All entries below must be reproduced without a single change.

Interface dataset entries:
──────

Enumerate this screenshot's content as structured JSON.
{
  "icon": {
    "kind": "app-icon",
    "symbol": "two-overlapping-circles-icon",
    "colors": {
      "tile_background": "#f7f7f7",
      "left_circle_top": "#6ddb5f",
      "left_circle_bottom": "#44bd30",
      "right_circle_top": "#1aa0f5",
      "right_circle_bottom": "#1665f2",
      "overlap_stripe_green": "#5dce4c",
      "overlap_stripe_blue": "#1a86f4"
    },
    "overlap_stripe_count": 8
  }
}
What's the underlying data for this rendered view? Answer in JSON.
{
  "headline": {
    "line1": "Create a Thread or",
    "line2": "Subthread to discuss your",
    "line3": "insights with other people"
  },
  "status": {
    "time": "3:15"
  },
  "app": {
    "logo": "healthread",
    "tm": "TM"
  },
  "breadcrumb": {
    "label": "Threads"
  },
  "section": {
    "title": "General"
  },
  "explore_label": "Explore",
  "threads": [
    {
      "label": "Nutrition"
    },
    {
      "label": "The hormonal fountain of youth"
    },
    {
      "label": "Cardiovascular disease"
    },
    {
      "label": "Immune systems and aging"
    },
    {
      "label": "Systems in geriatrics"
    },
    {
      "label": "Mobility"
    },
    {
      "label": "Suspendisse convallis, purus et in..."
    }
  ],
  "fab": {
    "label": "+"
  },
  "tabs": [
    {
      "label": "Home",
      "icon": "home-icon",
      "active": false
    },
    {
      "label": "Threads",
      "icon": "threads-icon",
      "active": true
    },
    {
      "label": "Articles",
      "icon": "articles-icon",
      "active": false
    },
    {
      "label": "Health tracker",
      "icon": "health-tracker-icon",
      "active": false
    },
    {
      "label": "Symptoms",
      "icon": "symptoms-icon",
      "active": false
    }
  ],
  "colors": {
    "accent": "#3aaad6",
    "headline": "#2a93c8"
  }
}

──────

RESPONSE TO THE EXERCISE:
Enumerate this screenshot's content as structured JSON.
{
  "icon": {
    "kind": "app-icon",
    "symbol": "two-overlapping-circles-icon",
    "colors": {
      "tile_background": "#f7f7f7",
      "left_circle_top": "#6ddb5f",
      "left_circle_bottom": "#44bd30",
      "right_circle_top": "#1aa0f5",
      "right_circle_bottom": "#1665f2",
      "overlap_stripe_green": "#5dce4c",
      "overlap_stripe_blue": "#1a86f4"
    },
    "overlap_stripe_count": 8
  }
}
What's the underlying data for this rendered view? Answer in JSON.
{
  "headline": {
    "line1": "Create a Thread or",
    "line2": "Subthread to discuss your",
    "line3": "insights with other people"
  },
  "status": {
    "time": "3:15"
  },
  "app": {
    "logo": "healthread",
    "tm": "TM"
  },
  "breadcrumb": {
    "label": "Threads"
  },
  "section": {
    "title": "General"
  },
  "explore_label": "Explore",
  "threads": [
    {
      "label": "Nutrition"
    },
    {
      "label": "The hormonal fountain of youth"
    },
    {
      "label": "Cardiovascular disease"
    },
    {
      "label": "Immune systems and aging"
    },
    {
      "label": "Systems in geriatrics"
    },
    {
      "label": "Mobility"
    },
    {
      "label": "Suspendisse convallis, purus et in..."
    }
  ],
  "fab": {
    "label": "+"
  },
  "tabs": [
    {
      "label": "Home",
      "icon": "home-icon",
      "active": false
    },
    {
      "label": "Threads",
      "icon": "threads-icon",
      "active": true
    },
    {
      "label": "Articles",
      "icon": "articles-icon",
      "active": false
    },
    {
      "label": "Health tracker",
      "icon": "health-tracker-icon",
      "active": false
    },
    {
      "label": "Symptoms",
      "icon": "symptoms-icon",
      "active": false
    }
  ],
  "colors": {
    "accent": "#3aaad6",
    "headline": "#2a93c8"
  }
}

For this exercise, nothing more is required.